Oftentimes, victims do not realize they’re being harassed while others fear the ramifications of speaking out. Fortunately, as per Title VII of the Civil Rights Act of 1964, individuals or witnesses that do come forward are protected by law. Likewise, the violators are penalized on a case-by-case basis that may include hefty legal fines, imprisonment, and more.
What Is Sexual Harassment?
Sexual harassment includes any unwelcome physical advances, conduct, or verbal statements and requests. An incident may involve actionable behavior, or “quid pro quo” (this for that), which typically involves a student or employee being asked for sexual favors in return for something else such as passing grades or a promotion. Another form of sexual harassment is known as a hostile environment, whereas sexually-oriented conversations create an environment that causes individuals to feel insulted, threatened, or intimidated. Such incidences can affect a person’s living or work environment as well as mental and emotional status or performance.
Sexual Harassment – Some See It Differently
According to the EEOC, sexual harassment is perceived differently among men and women. Especially, in the work environment, the higher-ranking managers are often more oblivious to how often it occurs. Until the 1980s, organizations did not place much focus on sexual harassment. Since then, guidelines have been created for employers.

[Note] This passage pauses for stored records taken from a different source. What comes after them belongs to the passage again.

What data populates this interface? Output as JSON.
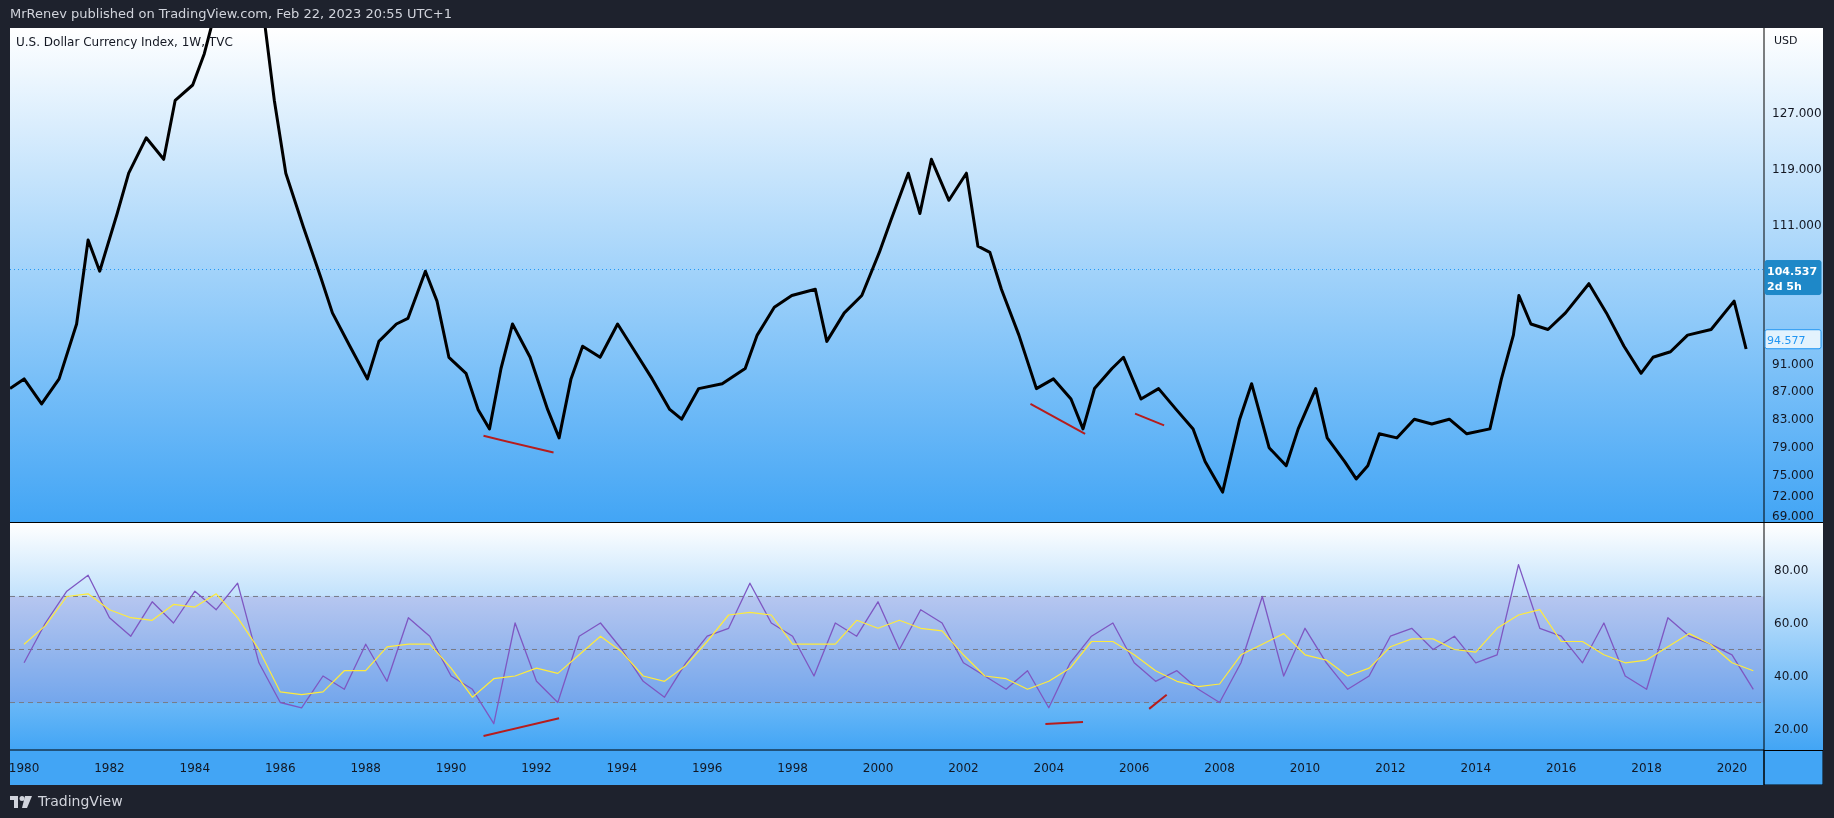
{
  "header": {
    "text": "MrRenev published on TradingView.com, Feb 22, 2023 20:55 UTC+1"
  },
  "price_pane": {
    "unit": "USD",
    "chart_data": {
      "type": "line",
      "title": "U.S. Dollar Currency Index, 1W, TVC",
      "xlim": [
        1979.67,
        2020.75
      ],
      "ylim": [
        68.2,
        139.3
      ],
      "yticks": [
        {
          "value": 127,
          "label": "127.000"
        },
        {
          "value": 119,
          "label": "119.000"
        },
        {
          "value": 111,
          "label": "111.000"
        },
        {
          "value": 91,
          "label": "91.000"
        },
        {
          "value": 87,
          "label": "87.000"
        },
        {
          "value": 83,
          "label": "83.000"
        },
        {
          "value": 79,
          "label": "79.000"
        },
        {
          "value": 75,
          "label": "75.000"
        },
        {
          "value": 72,
          "label": "72.000"
        },
        {
          "value": 69,
          "label": "69.000"
        }
      ],
      "x": [
        1979.67,
        1980.0,
        1980.41,
        1980.82,
        1981.23,
        1981.5,
        1981.77,
        1982.18,
        1982.45,
        1982.86,
        1983.27,
        1983.54,
        1983.95,
        1984.22,
        1984.5,
        1984.77,
        1985.31,
        1985.59,
        1985.86,
        1986.13,
        1986.54,
        1986.95,
        1987.22,
        1987.63,
        1988.04,
        1988.31,
        1988.72,
        1988.99,
        1989.4,
        1989.67,
        1989.95,
        1990.35,
        1990.63,
        1990.9,
        1991.17,
        1991.44,
        1991.85,
        1992.26,
        1992.53,
        1992.81,
        1993.08,
        1993.49,
        1993.9,
        1994.31,
        1994.71,
        1995.12,
        1995.4,
        1995.8,
        1996.35,
        1996.89,
        1997.17,
        1997.57,
        1997.98,
        1998.53,
        1998.8,
        1999.21,
        1999.62,
        2000.03,
        2000.3,
        2000.71,
        2000.98,
        2001.25,
        2001.66,
        2002.07,
        2002.34,
        2002.62,
        2002.89,
        2003.3,
        2003.71,
        2004.11,
        2004.52,
        2004.8,
        2005.07,
        2005.48,
        2005.75,
        2006.16,
        2006.57,
        2006.98,
        2007.38,
        2007.66,
        2008.07,
        2008.47,
        2008.75,
        2009.16,
        2009.56,
        2009.84,
        2010.25,
        2010.52,
        2010.93,
        2011.2,
        2011.47,
        2011.74,
        2012.15,
        2012.56,
        2012.97,
        2013.38,
        2013.79,
        2014.33,
        2014.6,
        2014.88,
        2015.01,
        2015.29,
        2015.69,
        2016.1,
        2016.65,
        2017.06,
        2017.47,
        2017.87,
        2018.15,
        2018.56,
        2018.96,
        2019.51,
        2020.05,
        2020.33
      ],
      "series": [
        {
          "color": "#000000",
          "values": [
            87.4,
            88.8,
            85.2,
            88.8,
            96.7,
            108.8,
            104.3,
            112.6,
            118.4,
            123.5,
            120.4,
            128.9,
            131.1,
            135.6,
            null,
            null,
            null,
            null,
            128.9,
            118.4,
            110.7,
            103.4,
            98.3,
            93.5,
            88.8,
            94.2,
            96.7,
            97.5,
            104.3,
            100.0,
            91.9,
            89.6,
            84.4,
            81.6,
            90.3,
            96.7,
            91.9,
            84.4,
            80.3,
            88.8,
            93.5,
            91.9,
            96.7,
            92.7,
            88.8,
            84.4,
            83.0,
            87.4,
            88.1,
            90.3,
            95.1,
            99.1,
            100.8,
            101.7,
            94.2,
            98.3,
            100.8,
            107.0,
            111.6,
            118.4,
            112.6,
            120.4,
            114.5,
            118.4,
            107.9,
            107.0,
            101.7,
            95.1,
            87.4,
            88.8,
            85.9,
            81.6,
            87.4,
            90.3,
            91.9,
            85.9,
            87.4,
            84.4,
            81.6,
            76.9,
            72.5,
            83.0,
            88.1,
            78.9,
            76.3,
            81.6,
            87.4,
            80.3,
            76.9,
            74.4,
            76.3,
            80.9,
            80.3,
            83.0,
            82.3,
            83.0,
            80.9,
            81.6,
            88.8,
            95.1,
            100.8,
            96.7,
            95.9,
            98.3,
            102.5,
            98.3,
            93.5,
            89.6,
            91.9,
            92.7,
            95.1,
            95.9,
            100.0,
            93.1
          ]
        }
      ],
      "ref_lines": [
        {
          "axis": "y",
          "value": 104.537,
          "color": "#2196f3"
        }
      ]
    },
    "badges": [
      {
        "filled": true,
        "lines": [
          "104.537",
          "2d 5h"
        ]
      },
      {
        "filled": false,
        "lines": [
          "94.577"
        ]
      }
    ]
  },
  "rsi_pane": {
    "chart_data": {
      "type": "line",
      "xlim": [
        1979.67,
        2020.75
      ],
      "ylim": [
        12.1,
        97.7
      ],
      "yticks": [
        {
          "value": 80,
          "label": "80.00"
        },
        {
          "value": 60,
          "label": "60.00"
        },
        {
          "value": 40,
          "label": "40.00"
        },
        {
          "value": 20,
          "label": "20.00"
        }
      ],
      "xticks": [
        1980,
        1982,
        1984,
        1986,
        1988,
        1990,
        1992,
        1994,
        1996,
        1998,
        2000,
        2002,
        2004,
        2006,
        2008,
        2010,
        2012,
        2014,
        2016,
        2018,
        2020
      ],
      "x": [
        1980,
        1980.5,
        1981,
        1981.5,
        1982,
        1982.5,
        1983,
        1983.5,
        1984,
        1984.5,
        1985,
        1985.5,
        1986,
        1986.5,
        1987,
        1987.5,
        1988,
        1988.5,
        1989,
        1989.5,
        1990,
        1990.5,
        1991,
        1991.5,
        1992,
        1992.5,
        1993,
        1993.5,
        1994,
        1994.5,
        1995,
        1995.5,
        1996,
        1996.5,
        1997,
        1997.5,
        1998,
        1998.5,
        1999,
        1999.5,
        2000,
        2000.5,
        2001,
        2001.5,
        2002,
        2002.5,
        2003,
        2003.5,
        2004,
        2004.5,
        2005,
        2005.5,
        2006,
        2006.5,
        2007,
        2007.5,
        2008,
        2008.5,
        2009,
        2009.5,
        2010,
        2010.5,
        2011,
        2011.5,
        2012,
        2012.5,
        2013,
        2013.5,
        2014,
        2014.5,
        2015,
        2015.5,
        2016,
        2016.5,
        2017,
        2017.5,
        2018,
        2018.5,
        2019,
        2019.5,
        2020,
        2020.5
      ],
      "series": [
        {
          "color": "#7e57c2",
          "values": [
            45,
            60,
            72,
            78,
            62,
            55,
            68,
            60,
            72,
            65,
            75,
            45,
            30,
            28,
            40,
            35,
            52,
            38,
            62,
            55,
            40,
            35,
            22,
            60,
            38,
            30,
            55,
            60,
            50,
            38,
            32,
            45,
            55,
            58,
            75,
            60,
            55,
            40,
            60,
            55,
            68,
            50,
            65,
            60,
            45,
            40,
            35,
            42,
            28,
            45,
            55,
            60,
            45,
            38,
            42,
            35,
            30,
            45,
            70,
            40,
            58,
            45,
            35,
            40,
            55,
            58,
            50,
            55,
            45,
            48,
            82,
            58,
            55,
            45,
            60,
            40,
            35,
            62,
            55,
            52,
            48,
            35
          ]
        },
        {
          "color": "#ffeb3b",
          "values": [
            52,
            59,
            70,
            71,
            65,
            62,
            61,
            67,
            66,
            71,
            62,
            50,
            34,
            33,
            34,
            42,
            42,
            51,
            52,
            52,
            43,
            32,
            39,
            40,
            43,
            41,
            48,
            55,
            49,
            40,
            38,
            44,
            53,
            63,
            64,
            63,
            52,
            52,
            52,
            61,
            58,
            61,
            58,
            57,
            48,
            40,
            39,
            35,
            38,
            43,
            53,
            53,
            48,
            42,
            38,
            36,
            37,
            48,
            52,
            56,
            48,
            46,
            40,
            43,
            51,
            54,
            54,
            50,
            49,
            58,
            63,
            65,
            53,
            53,
            48,
            45,
            46,
            51,
            56,
            52,
            45,
            42
          ]
        }
      ],
      "bands": [
        {
          "axis": "y",
          "from": 30,
          "to": 70,
          "color": "#9575cd"
        }
      ],
      "ref_lines": [
        {
          "axis": "y",
          "value": 70,
          "color": "#787b86"
        },
        {
          "axis": "y",
          "value": 50,
          "color": "#787b86"
        },
        {
          "axis": "y",
          "value": 30,
          "color": "#787b86"
        }
      ]
    }
  },
  "footer": {
    "brand": "TradingView"
  }
}
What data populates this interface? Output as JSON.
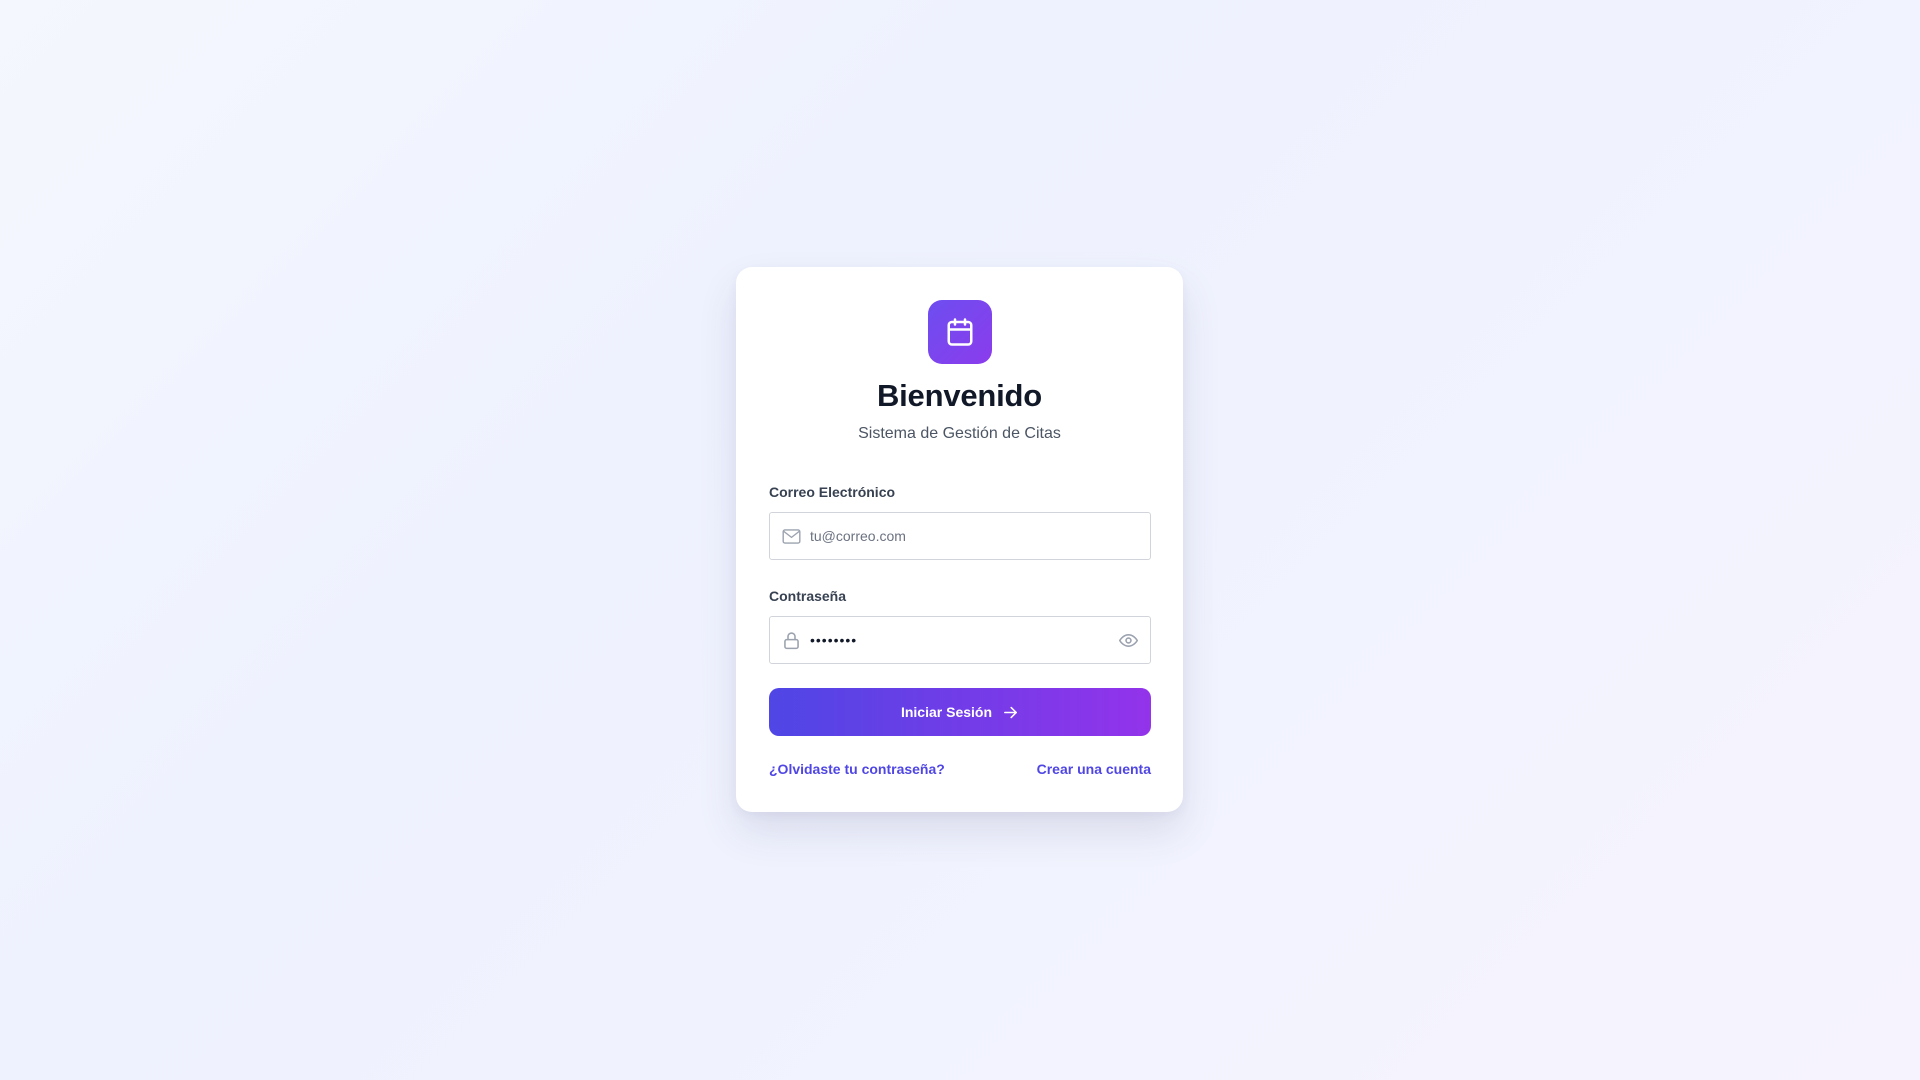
{
  "login": {
    "logo_icon": "calendar-icon",
    "title": "Bienvenido",
    "subtitle": "Sistema de Gestión de Citas",
    "email": {
      "label": "Correo Electrónico",
      "placeholder": "tu@correo.com",
      "value": "",
      "icon": "mail-icon"
    },
    "password": {
      "label": "Contraseña",
      "value": "••••••••",
      "icon": "lock-icon",
      "toggle_icon": "eye-icon"
    },
    "submit_label": "Iniciar Sesión",
    "submit_icon": "arrow-right-icon",
    "forgot_link": "¿Olvidaste tu contraseña?",
    "create_link": "Crear una cuenta"
  },
  "colors": {
    "accent": "#4f46e5",
    "accent_end": "#9333ea",
    "logo_start": "#6d4ef0",
    "logo_end": "#8b3cec",
    "title": "#111827",
    "subtitle": "#4b5563",
    "border": "#d1d5db"
  }
}
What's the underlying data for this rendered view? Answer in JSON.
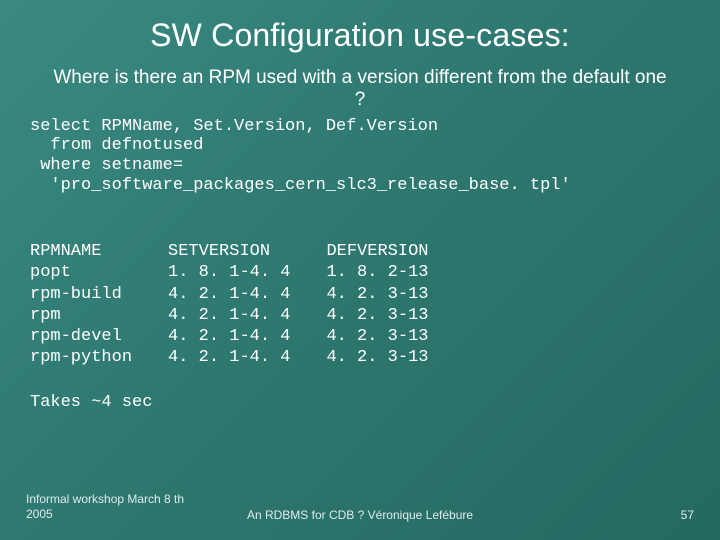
{
  "title": "SW Configuration use-cases:",
  "subtitle": "Where is there an RPM used with a version different from the default one ?",
  "query": {
    "line1": "select RPMName, Set.Version, Def.Version",
    "line2": "  from defnotused",
    "line3": " where setname=",
    "line4": "  'pro_software_packages_cern_slc3_release_base. tpl'"
  },
  "results": {
    "col1": {
      "header": "RPMNAME",
      "rows": [
        "popt",
        "rpm-build",
        "rpm",
        "rpm-devel",
        "rpm-python"
      ]
    },
    "col2": {
      "header": "SETVERSION",
      "rows": [
        "1. 8. 1-4. 4",
        "4. 2. 1-4. 4",
        "4. 2. 1-4. 4",
        "4. 2. 1-4. 4",
        "4. 2. 1-4. 4"
      ]
    },
    "col3": {
      "header": "DEFVERSION",
      "rows": [
        "1. 8. 2-13",
        "4. 2. 3-13",
        "4. 2. 3-13",
        "4. 2. 3-13",
        "4. 2. 3-13"
      ]
    }
  },
  "timing": "Takes ~4 sec",
  "footer": {
    "left": "Informal workshop March 8 th 2005",
    "center": "An RDBMS for CDB ? Véronique Lefébure",
    "right": "57"
  }
}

Additionally, research conducted by psychologists indicates that sexual harassment is less about sex and more about power over someone and the ability to manipulate others. In the past, victims were most often female, however, according to the APA’s Journal of Occupations Health Psychology, men are coming forth. As stated earlier, sexual harassment knows no boundaries.
Sadly, the victims of sexual harassment don’t always speak out. The reasons for this vary and include the fear of retaliation from the perpetrator, the dreadful thought of not being believed, or because they feel ashamed or embarrassed.
In the past, putting the blame on the victim has been a strategy used to fight harassment and rape charges. Additionally, the psychological duress often caused by sexual harassment is so overwhelming that it sometimes takes years for victims to come forth.
This is especially true in an environment that affects one’s financial, professional, or educational future. And while there are laws in place that protect victims from acts of retaliation, the fact is that fear can play a major role in decision making, which typically results in overlooking the true issue.
Further, statistics indicate that victims are often questioned about the accuracy of the occurrence and evidence is sometimes deemed unreliable. The situation can seem dire in some instances, which is why it is so important to continue to raise awareness, educate the public, and help people feel empowered rather than fearful. Prevention is so much better than correction.
Combatting the Problem
In recent years, the media has had the spotlight on the issue which has helped raise awareness and understanding of what sexual harassment is and how to deal with it.
Ultimately, the offense can make any environment toxic and unpleasant, causing victims to withdraw socially, suffer from physical ailments, lose confidence and become less productive, depressed, and anxious.
Nowadays, organizations everywhere are implementing training programs that not only help prevent and eliminate the problem but also give a voice to those affected. Human Resource Departments offer ways to report incidences anonymously, seek counsel, and overall provide more protection to individuals from all walks of life. Bottom line, everyone is entitled to feel safe, protected, and respected.